The Long Trick
Kelsey. Cornish girl. Timid lover of anarchic music. Kelsey lives in a converted fishing boat moored on the Helford River. She is proud daughter to Tristan of Helford, the local legend who makes his living robbing the nearby second homes. Together they have a simple existence, marked by stolen smartphones, joyful gatherings and donations they make to give back to the community. But then Gale walks into their lives and Kelsey wakes up to who she really is. The outside world encroaches, and a delicate balance is knocked sideways in Tristan’s precarious world.
Told with narrative poetry, dialogue and song, The Long Trick is a new play by Marietta Kirkbride about one man’s protest against gentrification and what happens when ideas go beyond our control.
WINNER: PEOPLE'S CHOICE AWARD, VAULT FESTIVAL 2017
Nel Crouch’s direction ensures that Kirkbride’s poetic script is never lost in action... Crouch handles the pacing with aplomb, and there’s never a dull moment onstage. Bakchormeeboy
An evocative piece of theatrical storytelling crafted with sophistication and skill. The Play's the Thing UK
The Long Trick toured in February - March 2017. It played at The Poly in Falmouth, The Acorn in Penzance, at VAULT Festival, The Wardrobe in Bristol and at rural venues in Devon and Cornwall.
Written by Marietta Kirkbride | Design by Rebecca Jane Wood | Lighting by Joe Price | Sound by Aaron May | Cast: Jessica Murrain, Martha Seignior and Darcy Vanhinsbergh.
Speaker was a new monologue by Chris Goode directed as part of the Jerwood Assistant Director programme for Five Directors, Five Plays, Five Days. It was performed at the Young Vic in December 2016.
Written by Chris Goode | Designed by Cecilia Carey | Performed by Rose Wardlaw.
The Love I Feel is Red
Mona is pregnant. Her boyfriend has died. His mother is going crazy with grief and Mona has something big to tell her.
The Love I Feel is Red was a new play by Sabrina Mahfouz performed at Tobacco Factory Theatres in Bristol and Oran Mor in Glasgow as part of A Play a Pie and a Pint in May 2016.
'A work that has much to say about physicality and humanity, whether soaring across rooftops or crumpled on the bathroom floor.' Exeunt
★★★★'Not a line is wasted in this tightly directed short play... Mahfouz and Crouch masterfully use theatre to create a neutral space to play out these very difficult and loaded issues in public.' The Reviews Hub
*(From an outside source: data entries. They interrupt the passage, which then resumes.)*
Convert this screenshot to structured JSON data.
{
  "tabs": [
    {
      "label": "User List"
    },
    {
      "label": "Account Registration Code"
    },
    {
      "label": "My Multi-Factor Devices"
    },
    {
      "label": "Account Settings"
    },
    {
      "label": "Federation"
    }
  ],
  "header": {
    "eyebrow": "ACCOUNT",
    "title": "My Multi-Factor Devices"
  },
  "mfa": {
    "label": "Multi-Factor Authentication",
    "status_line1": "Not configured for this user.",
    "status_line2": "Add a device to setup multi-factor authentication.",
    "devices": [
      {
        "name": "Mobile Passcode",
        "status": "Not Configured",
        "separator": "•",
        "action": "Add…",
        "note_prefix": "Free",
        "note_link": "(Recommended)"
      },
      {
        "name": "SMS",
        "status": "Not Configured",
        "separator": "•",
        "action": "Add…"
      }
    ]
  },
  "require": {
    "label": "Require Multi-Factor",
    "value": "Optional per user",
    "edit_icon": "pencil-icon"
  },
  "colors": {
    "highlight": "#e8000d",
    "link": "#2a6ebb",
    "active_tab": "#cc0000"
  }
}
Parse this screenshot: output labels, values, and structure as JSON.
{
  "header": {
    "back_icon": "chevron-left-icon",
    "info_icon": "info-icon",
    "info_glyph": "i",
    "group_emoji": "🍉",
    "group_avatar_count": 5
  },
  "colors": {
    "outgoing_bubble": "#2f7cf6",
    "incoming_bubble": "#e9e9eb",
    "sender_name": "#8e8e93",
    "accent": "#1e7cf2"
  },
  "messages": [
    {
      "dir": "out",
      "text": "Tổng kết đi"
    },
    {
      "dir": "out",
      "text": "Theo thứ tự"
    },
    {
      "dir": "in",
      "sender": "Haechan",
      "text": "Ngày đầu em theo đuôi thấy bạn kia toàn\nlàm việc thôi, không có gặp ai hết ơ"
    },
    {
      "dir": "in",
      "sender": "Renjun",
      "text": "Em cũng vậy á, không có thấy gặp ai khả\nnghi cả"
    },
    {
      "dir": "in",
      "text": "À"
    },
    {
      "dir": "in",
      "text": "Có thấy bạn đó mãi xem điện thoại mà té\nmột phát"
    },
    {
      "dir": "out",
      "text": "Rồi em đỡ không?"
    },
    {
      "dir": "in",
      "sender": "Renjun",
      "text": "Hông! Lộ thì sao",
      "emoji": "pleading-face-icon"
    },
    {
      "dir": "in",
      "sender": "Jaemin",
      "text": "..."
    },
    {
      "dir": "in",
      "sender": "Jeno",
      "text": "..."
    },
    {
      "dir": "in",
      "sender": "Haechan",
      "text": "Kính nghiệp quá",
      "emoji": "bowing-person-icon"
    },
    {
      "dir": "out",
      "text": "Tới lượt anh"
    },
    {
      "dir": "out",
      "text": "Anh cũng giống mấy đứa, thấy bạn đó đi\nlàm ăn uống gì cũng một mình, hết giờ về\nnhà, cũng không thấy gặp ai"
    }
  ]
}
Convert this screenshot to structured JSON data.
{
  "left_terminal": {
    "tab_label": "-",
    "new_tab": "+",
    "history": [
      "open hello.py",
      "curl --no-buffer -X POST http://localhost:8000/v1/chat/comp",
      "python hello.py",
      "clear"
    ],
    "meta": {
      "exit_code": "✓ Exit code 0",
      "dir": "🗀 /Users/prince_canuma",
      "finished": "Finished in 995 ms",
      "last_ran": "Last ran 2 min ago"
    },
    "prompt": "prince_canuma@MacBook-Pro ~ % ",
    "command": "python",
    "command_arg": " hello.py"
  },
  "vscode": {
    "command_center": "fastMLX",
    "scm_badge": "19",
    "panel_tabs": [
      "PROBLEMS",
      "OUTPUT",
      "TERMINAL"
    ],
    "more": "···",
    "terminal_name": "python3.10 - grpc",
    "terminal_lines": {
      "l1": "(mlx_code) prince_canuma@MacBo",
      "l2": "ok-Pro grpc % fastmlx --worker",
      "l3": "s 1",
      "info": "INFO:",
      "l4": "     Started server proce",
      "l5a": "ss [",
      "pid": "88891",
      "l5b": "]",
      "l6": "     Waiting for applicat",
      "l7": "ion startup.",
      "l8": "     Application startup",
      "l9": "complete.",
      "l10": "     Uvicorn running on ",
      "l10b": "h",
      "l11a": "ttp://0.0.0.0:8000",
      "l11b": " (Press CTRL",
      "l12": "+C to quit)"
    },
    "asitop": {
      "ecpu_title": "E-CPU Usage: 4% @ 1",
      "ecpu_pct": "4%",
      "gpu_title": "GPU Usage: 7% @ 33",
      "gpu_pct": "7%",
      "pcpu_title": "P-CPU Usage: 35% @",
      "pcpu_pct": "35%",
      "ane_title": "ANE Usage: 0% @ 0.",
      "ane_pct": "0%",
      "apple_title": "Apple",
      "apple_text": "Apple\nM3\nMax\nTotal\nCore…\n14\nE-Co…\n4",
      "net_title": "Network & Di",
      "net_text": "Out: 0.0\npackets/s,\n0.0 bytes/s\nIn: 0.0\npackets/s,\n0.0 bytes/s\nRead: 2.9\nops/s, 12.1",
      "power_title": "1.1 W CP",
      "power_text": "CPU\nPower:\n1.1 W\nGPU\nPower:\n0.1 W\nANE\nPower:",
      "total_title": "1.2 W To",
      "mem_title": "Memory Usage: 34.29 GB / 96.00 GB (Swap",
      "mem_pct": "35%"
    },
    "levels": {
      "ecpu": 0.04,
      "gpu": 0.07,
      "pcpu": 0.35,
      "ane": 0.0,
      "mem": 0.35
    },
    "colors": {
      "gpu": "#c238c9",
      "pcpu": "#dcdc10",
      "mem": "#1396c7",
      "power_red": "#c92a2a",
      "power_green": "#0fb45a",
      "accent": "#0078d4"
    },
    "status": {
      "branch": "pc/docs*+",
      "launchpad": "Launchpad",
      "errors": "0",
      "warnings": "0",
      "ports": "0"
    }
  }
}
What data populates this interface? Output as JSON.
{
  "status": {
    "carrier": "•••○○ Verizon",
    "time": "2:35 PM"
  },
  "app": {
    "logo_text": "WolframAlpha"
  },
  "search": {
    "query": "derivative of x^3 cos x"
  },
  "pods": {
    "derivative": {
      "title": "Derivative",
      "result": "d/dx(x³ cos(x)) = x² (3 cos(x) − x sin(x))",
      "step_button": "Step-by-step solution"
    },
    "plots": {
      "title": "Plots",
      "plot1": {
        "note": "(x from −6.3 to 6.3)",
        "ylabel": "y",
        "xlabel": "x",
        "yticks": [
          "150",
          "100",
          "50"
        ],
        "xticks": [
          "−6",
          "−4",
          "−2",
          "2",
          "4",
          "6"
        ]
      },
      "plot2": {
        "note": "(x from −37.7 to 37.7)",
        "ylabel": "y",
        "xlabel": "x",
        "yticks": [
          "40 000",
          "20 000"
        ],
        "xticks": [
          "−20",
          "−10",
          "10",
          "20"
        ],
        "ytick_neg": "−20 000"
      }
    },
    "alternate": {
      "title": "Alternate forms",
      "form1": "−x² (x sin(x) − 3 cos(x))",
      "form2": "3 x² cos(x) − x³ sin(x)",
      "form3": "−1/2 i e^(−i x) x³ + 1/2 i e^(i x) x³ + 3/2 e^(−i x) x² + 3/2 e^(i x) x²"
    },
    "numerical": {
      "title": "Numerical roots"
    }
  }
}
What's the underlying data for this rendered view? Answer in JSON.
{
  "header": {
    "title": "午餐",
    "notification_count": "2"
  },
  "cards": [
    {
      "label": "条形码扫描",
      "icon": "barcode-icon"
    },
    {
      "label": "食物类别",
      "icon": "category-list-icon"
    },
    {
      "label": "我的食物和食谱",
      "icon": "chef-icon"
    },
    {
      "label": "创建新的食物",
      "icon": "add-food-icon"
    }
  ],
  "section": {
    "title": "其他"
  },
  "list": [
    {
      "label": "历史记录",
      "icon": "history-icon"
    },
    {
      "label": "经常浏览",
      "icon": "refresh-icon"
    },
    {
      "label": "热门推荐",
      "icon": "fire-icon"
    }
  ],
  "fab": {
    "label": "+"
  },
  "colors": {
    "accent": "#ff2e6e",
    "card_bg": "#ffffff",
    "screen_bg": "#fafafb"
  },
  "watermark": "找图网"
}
Written by Sabrina Mahfouz | Cast: Janet Etuk and Heather Williams | Designer: Rebecca Jane Wood | Lighting: Joe Price | Produced by Tobacco Factory Theatres
Fifty Years (rehearsed reading)
Fifty Years is a comedy drama exploring fifty years of gay history through the history of two gay couples. One couple met five decades ago outside prison on the night homosexuality was partially decriminalised in the UK. The other couple met five months ago on gay dating app Grindr.
Fifty Years is a new play by James McDermott. It was developed on the Criterion New Writing programme and showcased in a rehearsed reading at the Criterion Theatre.
Performers: Nathan Armarkwei-Larya, Nick Finegan, Jake Phillips Head, Will Sutcliffe | Photos by Benjamin Graham
Plow (rehearsed reading)
Estelle is silently walking. She has been on the road for weeks. She has crossed three states yet no-one knows where she has come from and no-one knows where she is going. People along her route beg to touch her, feed her, follow her - she cannot escape them nor the hurricane of press speculation, social media chatter and government suspicion that daily grows. And then there is the man who has decided she simply cannot be allowed to succeed....
Plow is a new play by Sharon Clark. It was workshopped for two days at Bristol Old Vic and presented as a rehearsed reading at the Arnolfini as part of Ferment Fortnight.
Plow won a Bruntwood Prize Judges' Award in 2017. It was also shortlisted for the 2017 Papatango Prize.
Performers: Lydia Blakemore Phillips, Ed Browning, Craig Edwards, Philip Edward Perry, Malcolm Hamilton, Gina Ruysen, Cath Swingler, Emma Vickery, Nadia Williams | Photos by Jack Offord